In addition to the focus on high-profile events with the president, the Obama campaign is homing in on entertainment-industry donor lists, trying to milk even more money out of Hollywood.
“We need you to panic NOW!” wrote Cookie Parker of the Obama campaign in an e-mail that hit showbiz inboxes in early June, urging recipients to commit to giving or raising “$1,000 each month until the election.” The increased urgency — with an event slated for June 20 at actress Donna Mills‘ L.A. house touting Sharon Stone as a special guest — also has left some with a bad taste.
“After he took office, he ignored everyone here,” gripes one L.A. donor, “and now we feel like we’re being used.”
Still, with Mitt Romney gaining on Obama in many polls, insiders admit they will cough up for the president. Says Universal chief Ron Meyer, an ardent Obama supporter, “He has to do what he has to do.”

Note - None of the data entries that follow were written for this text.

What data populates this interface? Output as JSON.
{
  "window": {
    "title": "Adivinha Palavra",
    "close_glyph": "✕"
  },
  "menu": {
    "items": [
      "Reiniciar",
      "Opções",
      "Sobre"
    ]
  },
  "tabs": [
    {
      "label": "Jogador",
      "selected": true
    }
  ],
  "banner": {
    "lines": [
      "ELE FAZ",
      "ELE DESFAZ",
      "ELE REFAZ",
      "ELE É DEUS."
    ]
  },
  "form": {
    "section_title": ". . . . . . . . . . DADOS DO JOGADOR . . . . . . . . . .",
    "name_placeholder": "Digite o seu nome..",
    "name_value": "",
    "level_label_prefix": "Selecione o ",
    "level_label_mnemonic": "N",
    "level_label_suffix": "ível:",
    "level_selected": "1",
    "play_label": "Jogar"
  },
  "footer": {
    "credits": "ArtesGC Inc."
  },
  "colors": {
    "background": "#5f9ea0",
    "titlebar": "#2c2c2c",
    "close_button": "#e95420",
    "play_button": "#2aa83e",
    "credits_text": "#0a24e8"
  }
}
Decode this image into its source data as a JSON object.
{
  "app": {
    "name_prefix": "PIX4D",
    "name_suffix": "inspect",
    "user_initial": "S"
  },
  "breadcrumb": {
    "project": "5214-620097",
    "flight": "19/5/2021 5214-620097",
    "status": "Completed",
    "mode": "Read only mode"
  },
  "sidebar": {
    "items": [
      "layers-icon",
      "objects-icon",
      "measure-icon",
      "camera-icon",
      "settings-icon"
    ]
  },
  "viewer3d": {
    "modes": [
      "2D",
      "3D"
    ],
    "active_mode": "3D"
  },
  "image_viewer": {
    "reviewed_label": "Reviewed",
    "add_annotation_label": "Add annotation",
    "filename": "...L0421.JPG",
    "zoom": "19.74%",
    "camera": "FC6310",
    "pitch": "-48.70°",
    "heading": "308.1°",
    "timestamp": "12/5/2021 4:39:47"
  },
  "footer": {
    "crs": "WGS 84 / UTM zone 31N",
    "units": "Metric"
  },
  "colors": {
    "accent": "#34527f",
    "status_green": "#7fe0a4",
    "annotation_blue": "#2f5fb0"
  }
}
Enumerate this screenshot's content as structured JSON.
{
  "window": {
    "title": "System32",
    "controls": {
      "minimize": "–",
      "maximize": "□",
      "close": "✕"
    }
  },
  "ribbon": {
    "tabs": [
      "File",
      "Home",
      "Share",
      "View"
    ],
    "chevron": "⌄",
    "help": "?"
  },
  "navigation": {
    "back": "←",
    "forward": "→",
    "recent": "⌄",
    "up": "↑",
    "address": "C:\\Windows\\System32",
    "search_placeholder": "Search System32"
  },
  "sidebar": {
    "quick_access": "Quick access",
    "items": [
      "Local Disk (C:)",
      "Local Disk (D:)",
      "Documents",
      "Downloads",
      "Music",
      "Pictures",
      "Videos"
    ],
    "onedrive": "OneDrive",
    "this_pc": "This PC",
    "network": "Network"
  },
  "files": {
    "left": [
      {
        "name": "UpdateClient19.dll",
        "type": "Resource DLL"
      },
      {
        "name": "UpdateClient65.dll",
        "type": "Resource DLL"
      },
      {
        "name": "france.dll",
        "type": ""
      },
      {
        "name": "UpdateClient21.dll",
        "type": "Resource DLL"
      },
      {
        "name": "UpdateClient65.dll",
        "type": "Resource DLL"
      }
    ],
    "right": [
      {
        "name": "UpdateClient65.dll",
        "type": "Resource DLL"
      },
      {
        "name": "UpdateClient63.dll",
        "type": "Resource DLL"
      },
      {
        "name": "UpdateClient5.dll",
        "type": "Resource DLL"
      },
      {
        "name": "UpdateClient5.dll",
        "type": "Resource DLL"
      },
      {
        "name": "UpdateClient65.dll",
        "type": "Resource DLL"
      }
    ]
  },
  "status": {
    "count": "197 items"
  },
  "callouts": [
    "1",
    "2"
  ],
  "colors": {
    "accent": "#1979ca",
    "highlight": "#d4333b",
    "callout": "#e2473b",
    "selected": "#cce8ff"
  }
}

The show creators David Benioff and D.B. Weiss state that George W. Bush’s was used as physical inspiration to create a head for a scene in which King Joffrey shows Sansa Stark her deceased father’s head on a stick.
“It’s not a choice, not a political statement!” one of the writers insisted during the DVD commentary. “We just had to use what heads we had around.”
HBO did not respond to our request for comment, but as outrage mounted Wednesday, they released a statement saying they were “deeply dismayed to see this and find it unacceptable, disrespectful and in very bad taste.” HBO also said the scene would be removed from future DVD pressings.
The producers also did an about face, kind of, releasing their own statement.
“We use a lot of prosthetic body parts on the show: heads, arms, etc. We can’t afford to have these all made from scratch, especially in scenes where we need a lot of them, so we rent them in bulk,” the statement read. “After the scene was already shot, someone pointed out that one of the heads looked like George W. Bush. In the DVD commentary, we mentioned this, though we should not have. We meant no disrespect to the former President and apologize if anything we said or did suggested otherwise.”
Several people on social media sites called for a boycott of HBO, calling the “Thrones” move “uncool” and an example of “lamestream media.”
However, others on Twitter gave the impaling act the thumbs up.
“No wonder I love this show,” tweeted one, while another called it “clever.”